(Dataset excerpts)
★ ★ ★ ★

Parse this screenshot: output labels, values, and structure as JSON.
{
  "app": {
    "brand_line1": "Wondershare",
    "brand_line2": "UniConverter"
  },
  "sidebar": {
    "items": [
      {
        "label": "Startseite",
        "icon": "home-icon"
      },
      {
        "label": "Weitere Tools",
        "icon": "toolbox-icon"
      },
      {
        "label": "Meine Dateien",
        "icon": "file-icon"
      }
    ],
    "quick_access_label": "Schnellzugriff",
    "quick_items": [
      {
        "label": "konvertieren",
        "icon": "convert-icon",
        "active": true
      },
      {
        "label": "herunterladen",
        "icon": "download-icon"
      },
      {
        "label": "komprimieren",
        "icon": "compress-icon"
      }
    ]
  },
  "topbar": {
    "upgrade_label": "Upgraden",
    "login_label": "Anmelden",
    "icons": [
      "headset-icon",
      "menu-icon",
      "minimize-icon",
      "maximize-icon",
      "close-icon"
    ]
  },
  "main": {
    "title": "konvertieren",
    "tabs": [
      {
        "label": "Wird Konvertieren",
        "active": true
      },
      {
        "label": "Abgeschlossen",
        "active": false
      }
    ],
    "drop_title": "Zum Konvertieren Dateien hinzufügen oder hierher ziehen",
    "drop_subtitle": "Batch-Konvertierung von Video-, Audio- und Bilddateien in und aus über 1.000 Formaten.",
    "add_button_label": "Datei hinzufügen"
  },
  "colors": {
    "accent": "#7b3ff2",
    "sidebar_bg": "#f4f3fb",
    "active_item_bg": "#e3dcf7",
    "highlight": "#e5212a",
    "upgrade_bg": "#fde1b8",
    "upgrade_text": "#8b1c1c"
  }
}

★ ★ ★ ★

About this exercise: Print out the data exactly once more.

Exercise response:
Parse this screenshot: output labels, values, and structure as JSON.
{
  "app": {
    "brand_line1": "Wondershare",
    "brand_line2": "UniConverter"
  },
  "sidebar": {
    "items": [
      {
        "label": "Startseite",
        "icon": "home-icon"
      },
      {
        "label": "Weitere Tools",
        "icon": "toolbox-icon"
      },
      {
        "label": "Meine Dateien",
        "icon": "file-icon"
      }
    ],
    "quick_access_label": "Schnellzugriff",
    "quick_items": [
      {
        "label": "konvertieren",
        "icon": "convert-icon",
        "active": true
      },
      {
        "label": "herunterladen",
        "icon": "download-icon"
      },
      {
        "label": "komprimieren",
        "icon": "compress-icon"
      }
    ]
  },
  "topbar": {
    "upgrade_label": "Upgraden",
    "login_label": "Anmelden",
    "icons": [
      "headset-icon",
      "menu-icon",
      "minimize-icon",
      "maximize-icon",
      "close-icon"
    ]
  },
  "main": {
    "title": "konvertieren",
    "tabs": [
      {
        "label": "Wird Konvertieren",
        "active": true
      },
      {
        "label": "Abgeschlossen",
        "active": false
      }
    ],
    "drop_title": "Zum Konvertieren Dateien hinzufügen oder hierher ziehen",
    "drop_subtitle": "Batch-Konvertierung von Video-, Audio- und Bilddateien in und aus über 1.000 Formaten.",
    "add_button_label": "Datei hinzufügen"
  },
  "colors": {
    "accent": "#7b3ff2",
    "sidebar_bg": "#f4f3fb",
    "active_item_bg": "#e3dcf7",
    "highlight": "#e5212a",
    "upgrade_bg": "#fde1b8",
    "upgrade_text": "#8b1c1c"
  }
}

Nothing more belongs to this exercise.